Visually orderly: stacked graphics and boxes.
No need to engage to see more by navigating “deeper” into the site, you can just scroll down to see snippets of all the “stories.”
Compared to the Japanese Coca Cola website, the localized German version does show some noticeable differences. The site has a very different navigation structure and we see more text throughout. Plus, the person who appears on the homepage is shown by himself. While there are scrolling graphics in both versions, the images are culturally specific in their use of colors, text and subject matter choices.
Differences in design for website localization
High-context cultures have been shown to respond well to websites that include a lot of animations, sounds, graphics and other interactive elements.
Why? There are interesting theories around this based on research (such as in this older, but still relevant, scholarly article). One theory is people in high-context cultures generally appreciate interactivity because it makes them feel as though they are being drawn into an experience.
Communicating to consumers in their native language and exhibiting thorough knowledge of their values is required to carry out a successful website localization strategy. When we help clients with website localization projects, we always account for the audiences’ cultural preferences.
For a Chinese website, for example, we may recommend music, Flash animations or perhaps a video of an individual speaking to and welcoming the user.
In general, it’s also a good practice to think about what your target audience favors with regard to web design elements, such as hierarchical structure, menu and navigation buttons and even mobile responsiveness now that mobile usage has officially tipped the scale to beat out—or at least equally compete with—desktop usage.
Of course, one thing every culture can agree on in this day and age of digital prowess is that page-loading speeds must be up to snuff, or you’re going to lose that user in as little as three seconds.
Once you understand your target audience’s cultural expectations for visual communication and web design, you can employ an effective website localization strategy—much like those we’ve explored here.
Your task, as a global marketer or website localization specialist, is always to create materials that engage the end user, preferably by appealing to their values or pain points.
A large part of that is making sure your message resonates with your target audience’s cultural preferences and expectations. It is also important to maintain high-quality customer service as part of an all-embracing website localization best practice.

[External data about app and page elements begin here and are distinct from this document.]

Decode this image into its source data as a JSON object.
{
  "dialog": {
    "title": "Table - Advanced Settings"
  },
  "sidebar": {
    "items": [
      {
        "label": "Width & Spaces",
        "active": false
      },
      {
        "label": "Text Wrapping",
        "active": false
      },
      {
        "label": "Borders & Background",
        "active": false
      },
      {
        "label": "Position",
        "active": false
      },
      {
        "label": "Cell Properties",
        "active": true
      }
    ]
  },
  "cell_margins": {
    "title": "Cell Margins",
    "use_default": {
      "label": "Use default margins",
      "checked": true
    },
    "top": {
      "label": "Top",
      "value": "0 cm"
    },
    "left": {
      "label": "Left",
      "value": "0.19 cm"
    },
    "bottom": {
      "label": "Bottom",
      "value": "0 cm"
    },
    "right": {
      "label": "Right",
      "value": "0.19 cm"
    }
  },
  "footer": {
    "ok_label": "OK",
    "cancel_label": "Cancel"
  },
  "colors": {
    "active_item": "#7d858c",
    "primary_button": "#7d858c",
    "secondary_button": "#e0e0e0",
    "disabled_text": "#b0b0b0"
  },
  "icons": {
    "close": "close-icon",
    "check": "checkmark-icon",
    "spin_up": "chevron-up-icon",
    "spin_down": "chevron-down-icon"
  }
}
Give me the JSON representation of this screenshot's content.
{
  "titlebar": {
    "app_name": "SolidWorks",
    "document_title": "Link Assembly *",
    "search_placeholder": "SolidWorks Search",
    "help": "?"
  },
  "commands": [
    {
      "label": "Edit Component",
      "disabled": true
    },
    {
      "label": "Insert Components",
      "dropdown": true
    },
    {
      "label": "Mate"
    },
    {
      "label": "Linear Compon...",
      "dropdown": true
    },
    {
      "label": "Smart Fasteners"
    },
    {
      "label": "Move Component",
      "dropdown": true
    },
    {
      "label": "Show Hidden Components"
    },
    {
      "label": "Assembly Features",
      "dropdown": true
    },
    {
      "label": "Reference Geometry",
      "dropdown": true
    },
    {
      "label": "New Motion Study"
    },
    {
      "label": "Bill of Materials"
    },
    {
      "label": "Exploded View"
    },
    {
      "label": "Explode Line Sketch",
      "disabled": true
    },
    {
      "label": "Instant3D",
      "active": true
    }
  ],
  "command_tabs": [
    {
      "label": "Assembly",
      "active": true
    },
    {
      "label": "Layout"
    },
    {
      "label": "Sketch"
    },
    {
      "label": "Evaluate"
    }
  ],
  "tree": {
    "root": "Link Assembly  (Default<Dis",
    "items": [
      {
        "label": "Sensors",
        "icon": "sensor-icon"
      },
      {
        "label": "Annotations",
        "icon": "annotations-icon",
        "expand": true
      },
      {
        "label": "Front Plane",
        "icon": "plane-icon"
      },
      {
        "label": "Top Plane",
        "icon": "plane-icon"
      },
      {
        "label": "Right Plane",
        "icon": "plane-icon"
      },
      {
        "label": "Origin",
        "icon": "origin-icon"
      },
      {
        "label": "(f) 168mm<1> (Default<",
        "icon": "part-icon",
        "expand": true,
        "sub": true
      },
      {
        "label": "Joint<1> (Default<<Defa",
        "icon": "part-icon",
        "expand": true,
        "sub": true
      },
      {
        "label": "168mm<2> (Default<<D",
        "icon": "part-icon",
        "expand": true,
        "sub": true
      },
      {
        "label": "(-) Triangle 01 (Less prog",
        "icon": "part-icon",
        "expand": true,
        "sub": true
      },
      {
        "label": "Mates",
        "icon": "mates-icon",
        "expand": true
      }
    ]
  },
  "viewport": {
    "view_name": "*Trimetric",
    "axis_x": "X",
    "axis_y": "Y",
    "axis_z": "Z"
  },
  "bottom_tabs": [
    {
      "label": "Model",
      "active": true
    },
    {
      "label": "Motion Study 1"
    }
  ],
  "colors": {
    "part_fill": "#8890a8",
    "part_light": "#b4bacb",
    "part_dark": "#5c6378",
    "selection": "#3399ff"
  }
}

What do you think? Is the notion of high-context and low-context cultures useful to you in conceiving of and executing your targeted marketing materials or localized website?